Identify your inner reason. Most of us start exercising because we want to lose weight. But reaching an arbitrary number on a scale often isn’t enough incentive to keep going on difficult days. You should identify a deeper, more meaningful reason for your new choice to exercise. Yes, weight loss is central to your motivation, but why do you want to lose weight? Does it make you feel more confident? Does exercise boost your mood or make you feel emotionally stronger? Are you doing this for your health, so you can enjoy a longer life and more time with family? Keep those reasons in mind, rather than focusing on reaching a number.
Comparing yourself to others won’t help. Let go of comparisons to other people. There will always be someone who is stronger, thinner, or can run faster. You’re not doing this for them; you’re doing it for you. The only person with whom you should compete is yourself. As long as your own performance is getting better than it was last week or last month, then you’re winning.

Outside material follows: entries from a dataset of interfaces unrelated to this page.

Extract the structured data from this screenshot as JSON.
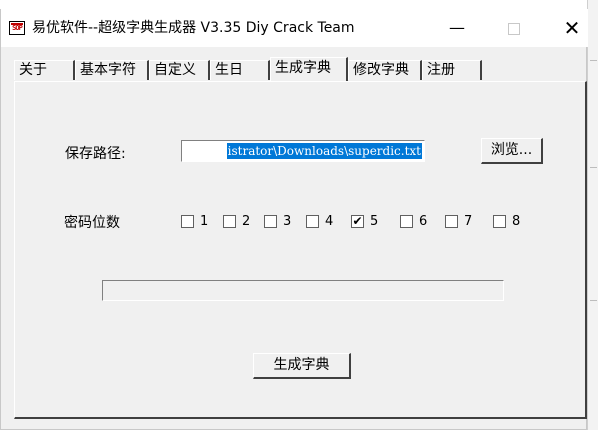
{
  "window": {
    "title": "易优软件--超级字典生成器 V3.35  Diy Crack Team",
    "icon_text": "SOP",
    "minimize_glyph": "—",
    "close_glyph": "✕"
  },
  "tabs": [
    {
      "label": "关于",
      "active": false
    },
    {
      "label": "基本字符",
      "active": false
    },
    {
      "label": "自定义",
      "active": false
    },
    {
      "label": "生日",
      "active": false
    },
    {
      "label": "生成字典",
      "active": true
    },
    {
      "label": "修改字典",
      "active": false
    },
    {
      "label": "注册",
      "active": false
    }
  ],
  "panel": {
    "save_path_label": "保存路径:",
    "save_path_value": "istrator\\Downloads\\superdic.txt",
    "browse_label": "浏览...",
    "digits_label": "密码位数",
    "digit_options": [
      {
        "label": "1",
        "checked": false
      },
      {
        "label": "2",
        "checked": false
      },
      {
        "label": "3",
        "checked": false
      },
      {
        "label": "4",
        "checked": false
      },
      {
        "label": "5",
        "checked": true
      },
      {
        "label": "6",
        "checked": false
      },
      {
        "label": "7",
        "checked": false
      },
      {
        "label": "8",
        "checked": false
      }
    ],
    "progress_fraction": 0,
    "generate_label": "生成字典"
  },
  "colors": {
    "selection": "#0078d7",
    "window_bg": "#f0f0f0",
    "titlebar_bg": "#ffffff"
  }
}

Remember to have fun. If you look at exercise as yet another burden, that is how it will feel. Remember that this is something good you are doing for yourself. You’re giving yourself the gift of thirty minutes or an hour to focus on your own well being. Exercise should feel good! Choose activities you genuinely enjoy, or find ways to make them fun and rewarding.
It’s okay to hit a plateau. Occasionally you will notice that you’ve hit a “plateau”. This does not mean you aren’t making progress! Remember what the word “plateau” means; you’ve hit a high place. Enjoy the view from here, knowing how far you’ve come, and keep going! You will find a new way to challenge yourself soon.
Some days will be harder than others. There will be days that you just don’t want to exercise. On these days, switch up your routine and try something a bit different. Or, bargain with yourself. Promise that you only have to walk (or run) for ten minutes, and if you still don’t feel better you can quit. Once you get going, you will probably find that it isn’t as difficult as you expected. Just remember that challenging days exist for a reason: They test your mental fortitude and creativity. Find a way to get through it, and you will become mentally stronger and better able to handle challenges in the future.